Word for word, the records below are to be set down again.

┌─ Record extracts

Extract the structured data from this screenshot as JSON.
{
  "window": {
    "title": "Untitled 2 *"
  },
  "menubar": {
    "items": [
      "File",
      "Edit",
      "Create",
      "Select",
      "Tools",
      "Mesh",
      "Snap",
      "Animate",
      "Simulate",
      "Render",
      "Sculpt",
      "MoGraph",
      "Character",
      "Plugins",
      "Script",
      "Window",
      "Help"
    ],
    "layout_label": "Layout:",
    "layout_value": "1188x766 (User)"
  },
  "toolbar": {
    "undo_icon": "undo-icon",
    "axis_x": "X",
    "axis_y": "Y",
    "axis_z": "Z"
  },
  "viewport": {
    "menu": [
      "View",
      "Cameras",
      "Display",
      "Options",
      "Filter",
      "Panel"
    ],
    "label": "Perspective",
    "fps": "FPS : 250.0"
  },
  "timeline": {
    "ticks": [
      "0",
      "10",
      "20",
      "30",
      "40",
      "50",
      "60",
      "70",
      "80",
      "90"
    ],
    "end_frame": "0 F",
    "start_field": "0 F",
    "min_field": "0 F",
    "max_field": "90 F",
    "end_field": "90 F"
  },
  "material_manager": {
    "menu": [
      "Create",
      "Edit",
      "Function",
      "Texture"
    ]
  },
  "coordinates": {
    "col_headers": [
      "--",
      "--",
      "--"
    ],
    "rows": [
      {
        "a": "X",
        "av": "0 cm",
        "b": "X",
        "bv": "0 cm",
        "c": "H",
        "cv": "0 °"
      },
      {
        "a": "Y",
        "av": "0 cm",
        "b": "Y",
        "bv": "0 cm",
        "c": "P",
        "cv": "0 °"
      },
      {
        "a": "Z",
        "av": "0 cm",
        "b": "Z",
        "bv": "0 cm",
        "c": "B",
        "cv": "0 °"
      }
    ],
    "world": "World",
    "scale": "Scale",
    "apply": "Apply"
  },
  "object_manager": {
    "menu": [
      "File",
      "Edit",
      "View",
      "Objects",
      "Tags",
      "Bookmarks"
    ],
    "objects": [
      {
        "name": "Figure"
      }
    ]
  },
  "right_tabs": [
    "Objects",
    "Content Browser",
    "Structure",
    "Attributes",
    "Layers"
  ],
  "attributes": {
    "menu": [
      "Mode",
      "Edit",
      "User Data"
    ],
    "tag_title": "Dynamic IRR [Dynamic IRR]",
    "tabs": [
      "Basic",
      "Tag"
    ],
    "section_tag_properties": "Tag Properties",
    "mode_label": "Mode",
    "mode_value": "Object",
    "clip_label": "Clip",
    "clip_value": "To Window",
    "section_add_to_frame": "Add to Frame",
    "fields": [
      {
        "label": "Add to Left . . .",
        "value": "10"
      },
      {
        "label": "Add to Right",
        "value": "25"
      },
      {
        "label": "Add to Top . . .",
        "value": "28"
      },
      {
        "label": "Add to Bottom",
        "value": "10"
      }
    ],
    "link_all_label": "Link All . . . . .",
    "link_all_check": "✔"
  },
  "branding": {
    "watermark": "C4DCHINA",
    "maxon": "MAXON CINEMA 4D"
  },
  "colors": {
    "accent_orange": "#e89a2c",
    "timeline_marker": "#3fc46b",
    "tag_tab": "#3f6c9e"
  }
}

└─

(Result of the task)
Extract the structured data from this screenshot as JSON.
{
  "window": {
    "title": "Untitled 2 *"
  },
  "menubar": {
    "items": [
      "File",
      "Edit",
      "Create",
      "Select",
      "Tools",
      "Mesh",
      "Snap",
      "Animate",
      "Simulate",
      "Render",
      "Sculpt",
      "MoGraph",
      "Character",
      "Plugins",
      "Script",
      "Window",
      "Help"
    ],
    "layout_label": "Layout:",
    "layout_value": "1188x766 (User)"
  },
  "toolbar": {
    "undo_icon": "undo-icon",
    "axis_x": "X",
    "axis_y": "Y",
    "axis_z": "Z"
  },
  "viewport": {
    "menu": [
      "View",
      "Cameras",
      "Display",
      "Options",
      "Filter",
      "Panel"
    ],
    "label": "Perspective",
    "fps": "FPS : 250.0"
  },
  "timeline": {
    "ticks": [
      "0",
      "10",
      "20",
      "30",
      "40",
      "50",
      "60",
      "70",
      "80",
      "90"
    ],
    "end_frame": "0 F",
    "start_field": "0 F",
    "min_field": "0 F",
    "max_field": "90 F",
    "end_field": "90 F"
  },
  "material_manager": {
    "menu": [
      "Create",
      "Edit",
      "Function",
      "Texture"
    ]
  },
  "coordinates": {
    "col_headers": [
      "--",
      "--",
      "--"
    ],
    "rows": [
      {
        "a": "X",
        "av": "0 cm",
        "b": "X",
        "bv": "0 cm",
        "c": "H",
        "cv": "0 °"
      },
      {
        "a": "Y",
        "av": "0 cm",
        "b": "Y",
        "bv": "0 cm",
        "c": "P",
        "cv": "0 °"
      },
      {
        "a": "Z",
        "av": "0 cm",
        "b": "Z",
        "bv": "0 cm",
        "c": "B",
        "cv": "0 °"
      }
    ],
    "world": "World",
    "scale": "Scale",
    "apply": "Apply"
  },
  "object_manager": {
    "menu": [
      "File",
      "Edit",
      "View",
      "Objects",
      "Tags",
      "Bookmarks"
    ],
    "objects": [
      {
        "name": "Figure"
      }
    ]
  },
  "right_tabs": [
    "Objects",
    "Content Browser",
    "Structure",
    "Attributes",
    "Layers"
  ],
  "attributes": {
    "menu": [
      "Mode",
      "Edit",
      "User Data"
    ],
    "tag_title": "Dynamic IRR [Dynamic IRR]",
    "tabs": [
      "Basic",
      "Tag"
    ],
    "section_tag_properties": "Tag Properties",
    "mode_label": "Mode",
    "mode_value": "Object",
    "clip_label": "Clip",
    "clip_value": "To Window",
    "section_add_to_frame": "Add to Frame",
    "fields": [
      {
        "label": "Add to Left . . .",
        "value": "10"
      },
      {
        "label": "Add to Right",
        "value": "25"
      },
      {
        "label": "Add to Top . . .",
        "value": "28"
      },
      {
        "label": "Add to Bottom",
        "value": "10"
      }
    ],
    "link_all_label": "Link All . . . . .",
    "link_all_check": "✔"
  },
  "branding": {
    "watermark": "C4DCHINA",
    "maxon": "MAXON CINEMA 4D"
  },
  "colors": {
    "accent_orange": "#e89a2c",
    "timeline_marker": "#3fc46b",
    "tag_tab": "#3f6c9e"
  }
}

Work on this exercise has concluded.